January 24, 2022 | By Bronwen Largier

All parts of New Zealand moved up to red in the country’s traffic light COVID restrictions framework at midnight last night, following a number of Omicron cases that were not linked to the nation’s managed quarantine system for international arrivals.

At the red setting, the maximum number of people at an event – if everyone is fully vaccinated – is 100 people. For events with unvaccinated attendees, the limit is just 25.

Ten new cases of the highly transmissible Omicron variant, which has largely been kept out of New Zealand thanks to its strong international border policy, have been found within the same family who travelled from the Nelson Marlborough region in the South Island to Auckland in the North Island for a wedding and other social gatherings in mid-January. Events the family attended were also attended by “well over” 100 others and there have already been additional COVID-19 cases detected in another wedding guest and a flight attendant on the same flight as the family.
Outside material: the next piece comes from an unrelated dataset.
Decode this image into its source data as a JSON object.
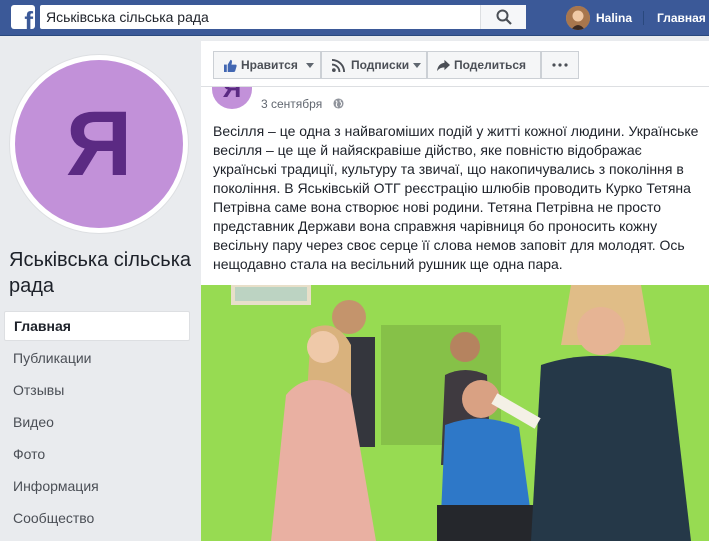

The flight attendant also worked on several more domestic flights before testing positive.

“We don’t yet have a clear lead on the index case that links this family to the border, as we have with our other Omicron cases to date,” said New Zealand Prime Minister Jacinda Ardern yesterday.

“That means Omicron is now circulating in Auckland and possibly the Nelson Marlborough region, if not elsewhere.

“On that basis, as we have previously signalled, the whole of New Zealand will move into the red setting of the traffic light system at 11.59pm tonight, Sunday, 23 January.”

Ardern said the objective in the first phase of response to the outbreak was to try to stamp out pockets of Omicron cases as much as possible, but that it was expected that cases would inevitably rise, possibly quickly.

“Our strategy is to slow the spread of Omicron down.

“Even if your part of the country doesn’t yet have Omicron, the evidence from overseas suggests that it moves very quickly.

“We know it’s already in both the North and South Islands and that cases have been on a number of flights.

“Our goal at red is to slow the spread of the virus. Again, the evidence from overseas is that those places that were slow to act have had more severe outbreaks.”

Ardern broke down the government’s response to what it anticipates could be its largest outbreak of the pandemic, with cases potentially reaching 1,000 a day within a matter of weeks. Following a Delta outbreak which started in August 2021, the country has successful brought COVID case numbers down to a handful a day.

The three phases of the response are likely to follow some of the same measures which have been introduced in Australia as COVID has become widespread, including increased use of rapid antigen tests, changes to contact tracing, isolation rules and close contact rules.

Currently, confirmed cases in New Zealand are still required to isolate for 14 days and close contacts for 10.

In a note to members today, industry association Business Events Industry Aotearoa Chief Executive Lisa Hopkins acknowledged the struggles facing the industry but pointed out a large proportion of events in the first quarter of 2021 were for 100 attendees or fewer.

“In Q1, 2021, New Zealand hosted over 1,100 events of 100 pax or less, 77 percent of the total number of events hosted that quarter.

“There is no reason why events of 100 pax or less should be cancelling, although I am also hearing of temporary travel embargoes being put in place by some organisations, including some Government departments.

“I know that our industry has suffered horrendously and that many are feeling broken and bruised.

“The best thing we as an industry can do is ensure any event which is going ahead is done with safety for the sake of guests and staff,” said Hopkins, after flagging that New Zealand’s Minister for pandemic response, Chris Hipkins, had spoken of a coming transition from pandemic to endemic for COVID-19.